◆ EXERCISE DESCRIPTION:
Tally the lines of these entries that include "placeholder"; respond with only that tally.
(Beginning of INPUT DATA)
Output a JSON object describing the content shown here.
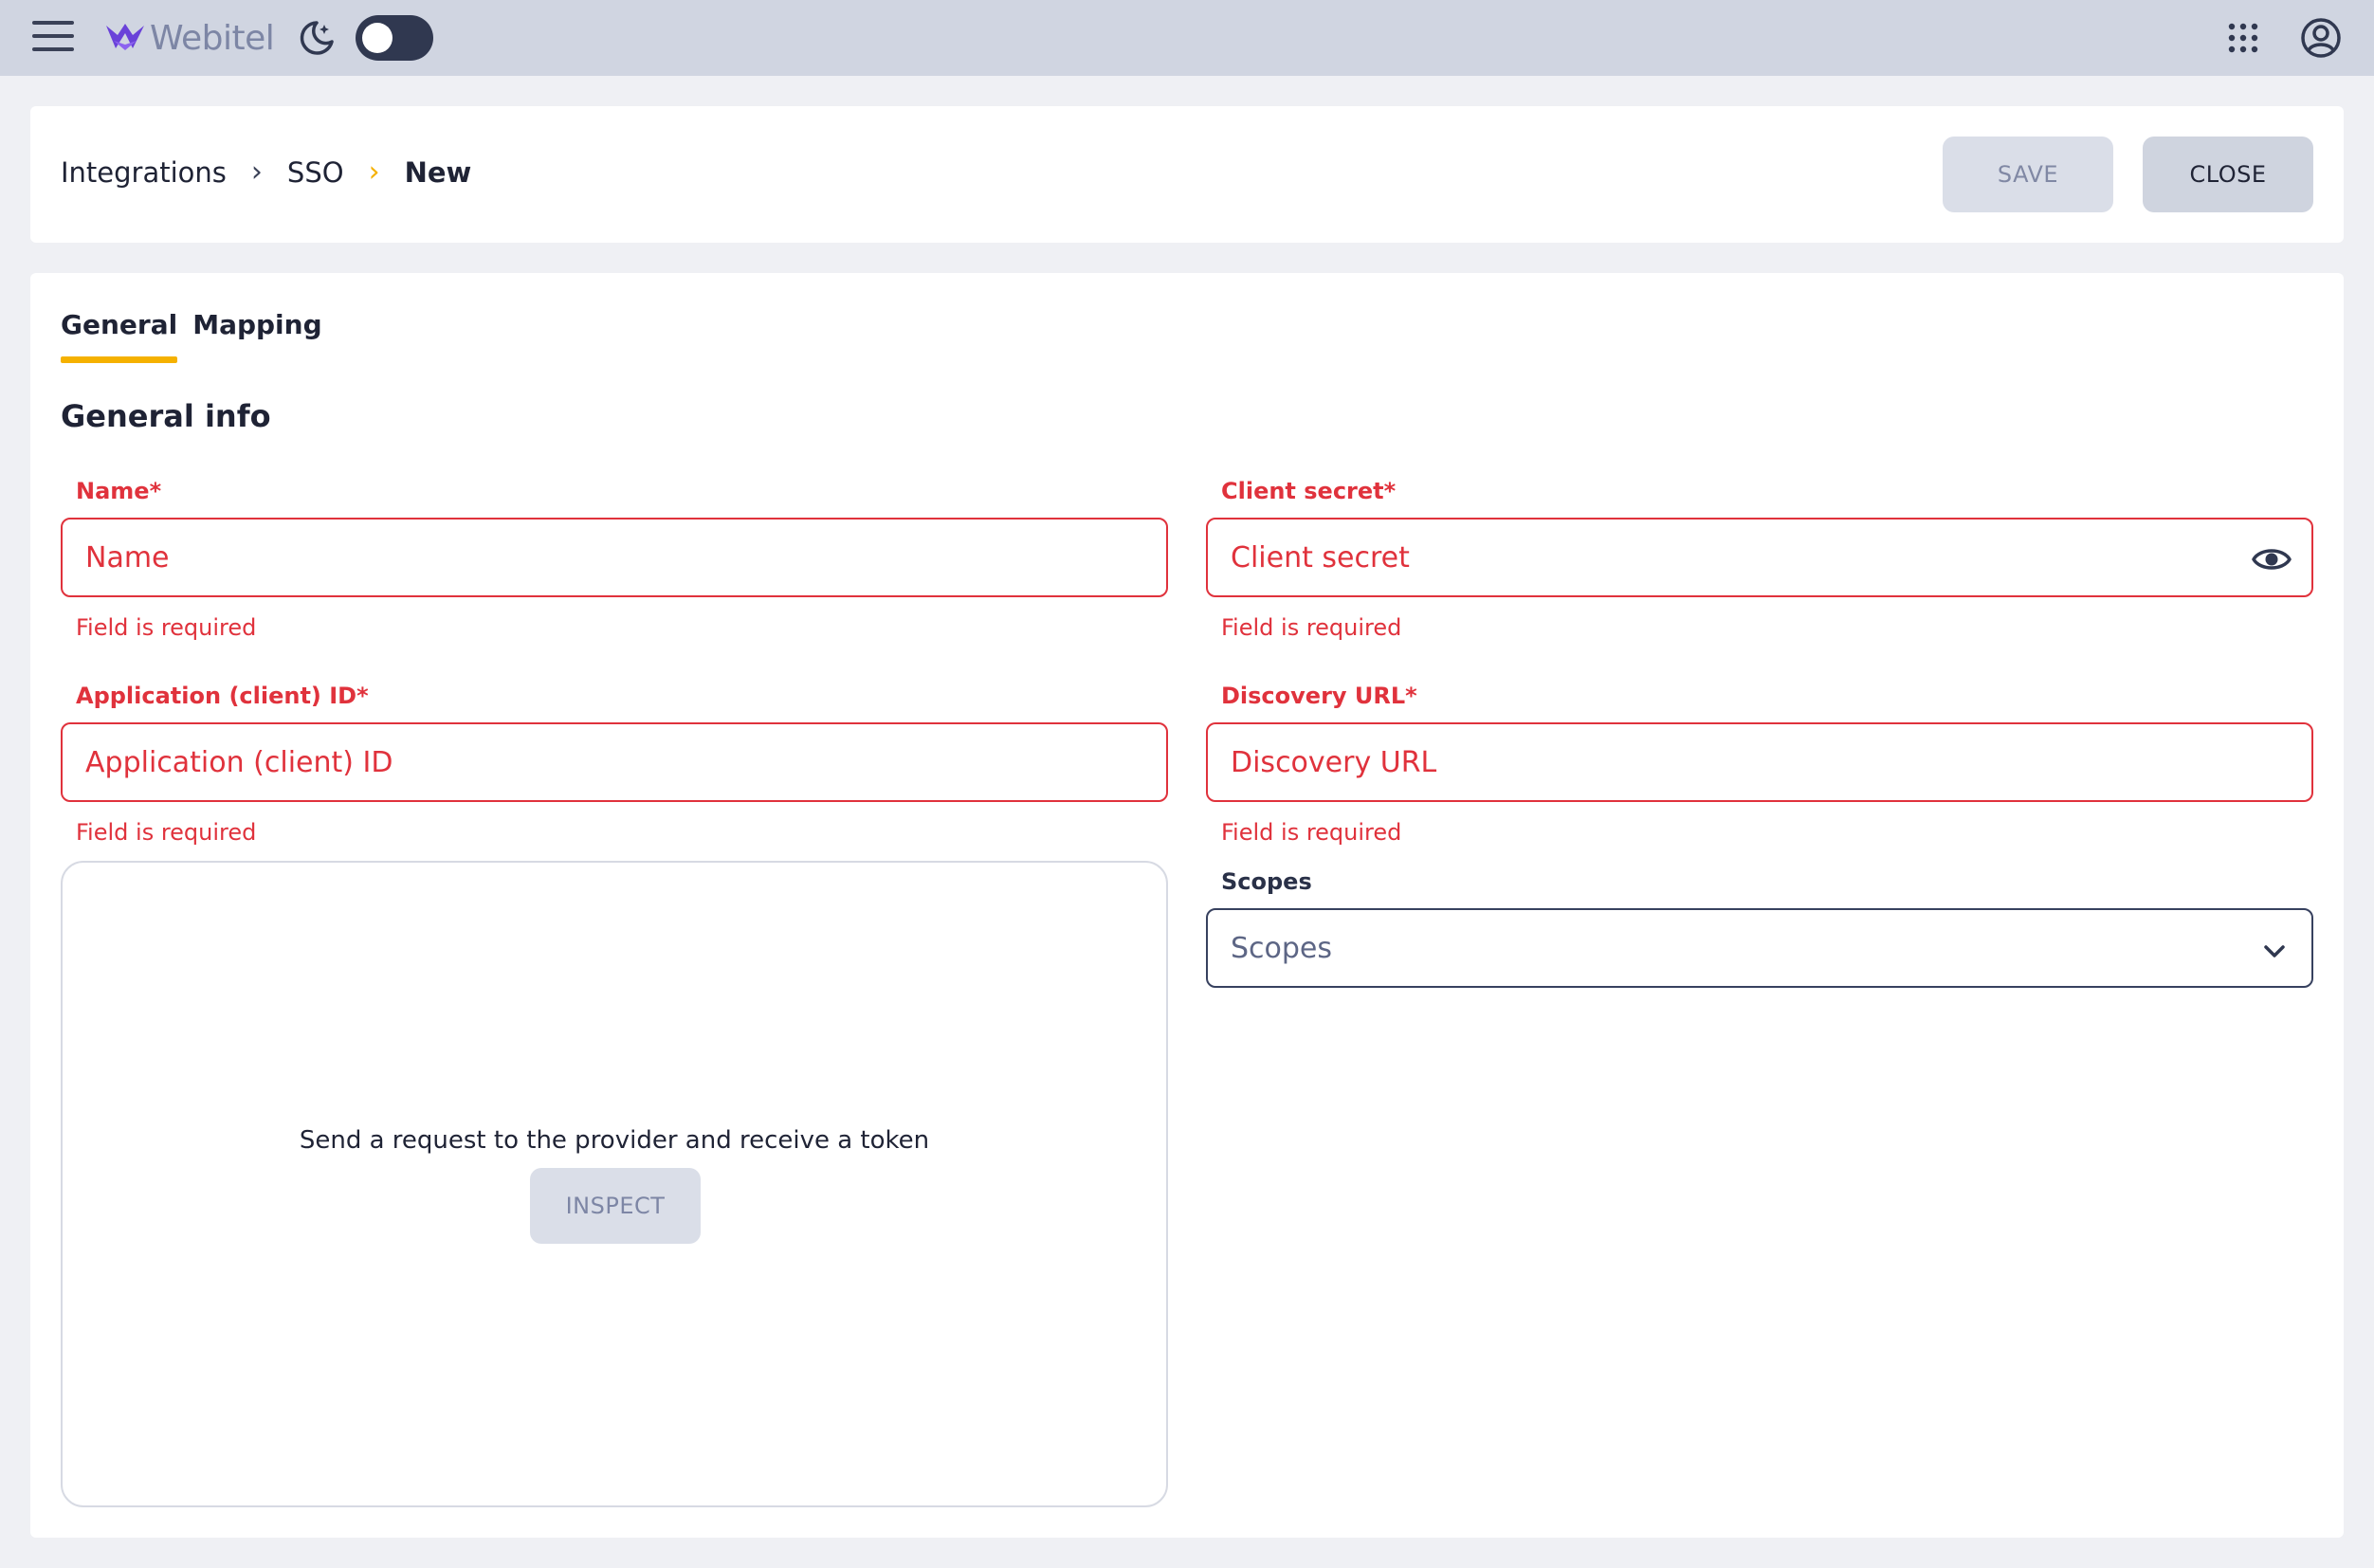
{
  "topbar": {
    "logo_text": "Webitel",
    "menu_icon": "hamburger-menu-icon",
    "theme_icon": "moon-stars-icon",
    "apps_icon": "apps-grid-icon",
    "account_icon": "account-circle-icon",
    "dark_mode_enabled": false
  },
  "breadcrumb": {
    "items": [
      "Integrations",
      "SSO",
      "New"
    ],
    "separator": "›"
  },
  "actions": {
    "save_label": "SAVE",
    "close_label": "CLOSE"
  },
  "tabs": [
    {
      "label": "General",
      "active": true
    },
    {
      "label": "Mapping",
      "active": false
    }
  ],
  "section_title": "General info",
  "fields": {
    "name": {
      "label": "Name*",
      "placeholder": "Name",
      "value": "",
      "error": "Field is required"
    },
    "client_secret": {
      "label": "Client secret*",
      "placeholder": "Client secret",
      "value": "",
      "error": "Field is required"
    },
    "client_id": {
      "label": "Application (client) ID*",
      "placeholder": "Application (client) ID",
      "value": "",
      "error": "Field is required"
    },
    "discovery_url": {
      "label": "Discovery URL*",
      "placeholder": "Discovery URL",
      "value": "",
      "error": "Field is required"
    },
    "scopes": {
      "label": "Scopes",
      "placeholder": "Scopes",
      "value": ""
    }
  },
  "inspect": {
    "text": "Send a request to the provider and receive a token",
    "button_label": "INSPECT"
  },
  "colors": {
    "accent": "#f5b100",
    "error": "#e0323c",
    "topbar": "#d0d5e1",
    "background": "#eff0f4"
  }
}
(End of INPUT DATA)
◆ WRITTEN ANSWER:
5